Pandora’s Box has a companion piece of sorts, Diary of A Lost Girl, which covers a lot of the same territory, only it makes Brooks more an innocent victim of the world around her.
7. Napoleon (1927)
Abel Gance’s Napoleon is one of the greatest silent epics of all time. Gance was, perhaps, the silent cinema’s most under praised innovators. The sense of motion during Naploeon’s flight from Corsica, the sheer giddy delirium of the snowball fight, or it’s bloody mirror image near the end of the film, were all revolutionary at the time.
Gance was the silent cinema’s Coppola. He thought grandly and pushed cinema forward.

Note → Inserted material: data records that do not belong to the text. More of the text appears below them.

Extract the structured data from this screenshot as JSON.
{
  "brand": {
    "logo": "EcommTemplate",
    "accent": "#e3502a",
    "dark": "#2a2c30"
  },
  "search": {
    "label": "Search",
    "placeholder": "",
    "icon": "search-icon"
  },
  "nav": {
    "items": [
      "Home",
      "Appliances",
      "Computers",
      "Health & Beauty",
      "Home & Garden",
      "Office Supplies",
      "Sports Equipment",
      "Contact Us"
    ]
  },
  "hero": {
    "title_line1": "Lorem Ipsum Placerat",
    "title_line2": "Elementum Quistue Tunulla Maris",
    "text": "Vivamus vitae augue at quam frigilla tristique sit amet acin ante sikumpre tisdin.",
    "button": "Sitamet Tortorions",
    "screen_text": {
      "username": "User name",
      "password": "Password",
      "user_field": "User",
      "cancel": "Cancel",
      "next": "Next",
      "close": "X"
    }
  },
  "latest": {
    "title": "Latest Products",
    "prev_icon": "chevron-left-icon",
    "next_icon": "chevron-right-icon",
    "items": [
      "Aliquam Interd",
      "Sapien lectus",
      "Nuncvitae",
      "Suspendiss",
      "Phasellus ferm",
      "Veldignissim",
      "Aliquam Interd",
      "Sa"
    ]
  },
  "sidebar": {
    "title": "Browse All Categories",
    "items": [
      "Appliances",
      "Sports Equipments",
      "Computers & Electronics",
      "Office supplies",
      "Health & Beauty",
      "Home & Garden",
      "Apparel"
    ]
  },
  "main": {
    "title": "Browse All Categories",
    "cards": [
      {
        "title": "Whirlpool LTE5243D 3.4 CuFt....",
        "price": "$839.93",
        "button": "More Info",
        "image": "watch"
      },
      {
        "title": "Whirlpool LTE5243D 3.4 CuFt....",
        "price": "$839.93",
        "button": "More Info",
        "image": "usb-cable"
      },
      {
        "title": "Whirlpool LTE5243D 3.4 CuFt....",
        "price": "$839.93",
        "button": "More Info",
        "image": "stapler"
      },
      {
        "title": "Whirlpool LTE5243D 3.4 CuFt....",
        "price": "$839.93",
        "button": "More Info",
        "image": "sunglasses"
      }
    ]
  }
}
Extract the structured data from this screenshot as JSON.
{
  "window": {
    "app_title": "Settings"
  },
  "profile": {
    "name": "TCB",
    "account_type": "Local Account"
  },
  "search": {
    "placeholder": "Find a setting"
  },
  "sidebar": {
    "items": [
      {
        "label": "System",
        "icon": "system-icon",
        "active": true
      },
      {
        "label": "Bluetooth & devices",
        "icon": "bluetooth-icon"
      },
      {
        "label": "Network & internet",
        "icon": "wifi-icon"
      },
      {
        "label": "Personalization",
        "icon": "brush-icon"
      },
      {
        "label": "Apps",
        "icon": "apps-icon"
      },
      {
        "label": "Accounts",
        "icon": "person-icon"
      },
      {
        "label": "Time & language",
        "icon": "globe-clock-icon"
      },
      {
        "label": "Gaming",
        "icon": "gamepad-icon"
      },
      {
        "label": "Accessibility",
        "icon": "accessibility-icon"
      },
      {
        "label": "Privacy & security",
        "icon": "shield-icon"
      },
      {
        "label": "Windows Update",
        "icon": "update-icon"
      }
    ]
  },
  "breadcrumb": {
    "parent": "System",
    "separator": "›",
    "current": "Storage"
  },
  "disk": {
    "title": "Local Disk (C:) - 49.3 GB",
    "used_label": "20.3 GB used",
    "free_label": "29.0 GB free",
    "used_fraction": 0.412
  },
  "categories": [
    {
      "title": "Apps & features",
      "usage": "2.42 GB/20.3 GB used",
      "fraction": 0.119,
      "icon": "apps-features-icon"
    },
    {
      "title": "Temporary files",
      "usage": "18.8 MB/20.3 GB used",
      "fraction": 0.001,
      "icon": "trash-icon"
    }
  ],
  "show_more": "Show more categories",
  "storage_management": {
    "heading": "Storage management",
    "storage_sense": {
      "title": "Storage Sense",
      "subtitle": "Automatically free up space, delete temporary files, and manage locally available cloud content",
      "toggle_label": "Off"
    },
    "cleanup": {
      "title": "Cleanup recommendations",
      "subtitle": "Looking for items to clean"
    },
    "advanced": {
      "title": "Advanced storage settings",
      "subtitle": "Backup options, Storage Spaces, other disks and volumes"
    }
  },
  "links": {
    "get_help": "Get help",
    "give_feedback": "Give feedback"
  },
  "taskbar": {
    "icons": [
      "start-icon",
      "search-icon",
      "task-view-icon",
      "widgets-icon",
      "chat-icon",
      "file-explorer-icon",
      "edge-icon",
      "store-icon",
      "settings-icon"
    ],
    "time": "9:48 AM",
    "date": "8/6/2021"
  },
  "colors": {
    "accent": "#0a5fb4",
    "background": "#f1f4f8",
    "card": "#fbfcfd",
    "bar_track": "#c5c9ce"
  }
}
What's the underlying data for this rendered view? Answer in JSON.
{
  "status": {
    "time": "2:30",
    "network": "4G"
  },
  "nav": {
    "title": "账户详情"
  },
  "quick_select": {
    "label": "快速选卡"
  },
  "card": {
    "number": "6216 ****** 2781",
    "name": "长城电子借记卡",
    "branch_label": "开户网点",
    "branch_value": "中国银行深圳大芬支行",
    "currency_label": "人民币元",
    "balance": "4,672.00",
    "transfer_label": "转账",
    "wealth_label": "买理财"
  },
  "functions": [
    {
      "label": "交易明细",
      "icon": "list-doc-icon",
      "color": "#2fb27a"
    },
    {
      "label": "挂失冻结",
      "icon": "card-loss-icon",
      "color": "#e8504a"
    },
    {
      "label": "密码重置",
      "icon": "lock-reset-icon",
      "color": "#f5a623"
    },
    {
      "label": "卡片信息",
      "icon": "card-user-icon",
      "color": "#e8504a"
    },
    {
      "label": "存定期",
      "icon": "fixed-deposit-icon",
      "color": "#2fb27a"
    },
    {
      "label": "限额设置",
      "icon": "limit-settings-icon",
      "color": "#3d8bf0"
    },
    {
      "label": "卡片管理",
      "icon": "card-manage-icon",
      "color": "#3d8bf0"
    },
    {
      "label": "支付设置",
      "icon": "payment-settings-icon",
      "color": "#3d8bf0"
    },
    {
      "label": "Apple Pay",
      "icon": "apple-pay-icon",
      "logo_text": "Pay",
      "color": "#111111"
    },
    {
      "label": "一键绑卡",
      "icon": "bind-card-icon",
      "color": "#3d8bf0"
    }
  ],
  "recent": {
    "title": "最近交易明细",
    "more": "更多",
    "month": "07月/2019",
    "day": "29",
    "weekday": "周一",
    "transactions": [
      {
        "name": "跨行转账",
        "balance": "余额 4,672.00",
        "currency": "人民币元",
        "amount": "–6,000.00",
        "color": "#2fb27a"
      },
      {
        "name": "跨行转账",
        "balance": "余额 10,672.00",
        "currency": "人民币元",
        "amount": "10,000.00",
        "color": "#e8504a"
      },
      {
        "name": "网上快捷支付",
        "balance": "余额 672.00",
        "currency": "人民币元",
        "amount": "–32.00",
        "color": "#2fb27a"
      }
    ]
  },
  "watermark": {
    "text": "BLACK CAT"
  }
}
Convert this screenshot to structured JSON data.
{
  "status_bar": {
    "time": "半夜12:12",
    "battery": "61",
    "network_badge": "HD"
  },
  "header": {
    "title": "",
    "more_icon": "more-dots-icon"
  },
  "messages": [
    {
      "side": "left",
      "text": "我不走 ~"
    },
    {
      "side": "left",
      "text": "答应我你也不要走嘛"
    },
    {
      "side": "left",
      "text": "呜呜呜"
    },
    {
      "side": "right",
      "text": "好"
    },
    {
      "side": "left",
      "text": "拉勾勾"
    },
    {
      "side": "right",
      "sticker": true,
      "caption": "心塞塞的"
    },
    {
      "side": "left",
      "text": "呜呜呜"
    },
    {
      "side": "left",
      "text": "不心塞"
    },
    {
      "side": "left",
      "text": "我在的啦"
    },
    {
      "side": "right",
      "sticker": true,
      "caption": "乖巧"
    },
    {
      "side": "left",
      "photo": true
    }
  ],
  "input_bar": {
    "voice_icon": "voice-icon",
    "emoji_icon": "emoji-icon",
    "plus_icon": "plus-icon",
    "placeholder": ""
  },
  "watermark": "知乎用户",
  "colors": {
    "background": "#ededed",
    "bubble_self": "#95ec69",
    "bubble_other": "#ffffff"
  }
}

He is also the real father of montage editing (just watch La Roue, his previous film from 1924 for proof), inspiring the Russians to take it and make it film language.
With a new restoration on the way in 2017, Napoleon should garner a whole new audience of twenty first century film goers. Be sure to see this film exhibited in the theatre, for the legendary triptych finale (in which our square screen opens up into three, showing the three colors of the French flag, as well as ALL of Napoleon’s vast army) is truly stunning.
6. Foolish Wives (1922)
Foolish Wives is the only one of Erich Von Stroheim’s masterpieces to survive in its (mostly) complete original form. It’s a slow film, but it shows how Stroheim was pushing the boundaries of accepted behavior on screen. Just marvel at the scene in which he and his female conquest take refuge in a hut after being caught in storm. As she removes her clothes behind him, he lifts his pocket mirror and watches over his shoulder with salacious glee. He is a pervert and proud of it.
Foolish Wives was the first million dollar film. Stroheim built most of Monte Carlo on the Universal back lot, sparing no expense, until he was shut down for over spending.
Much of Foolish Wives plot is common place today – swindlers in gambling halls – but the setting and characters are of an archaic sort. They are a recently deceased class that have become just black and white figures on flickering screens.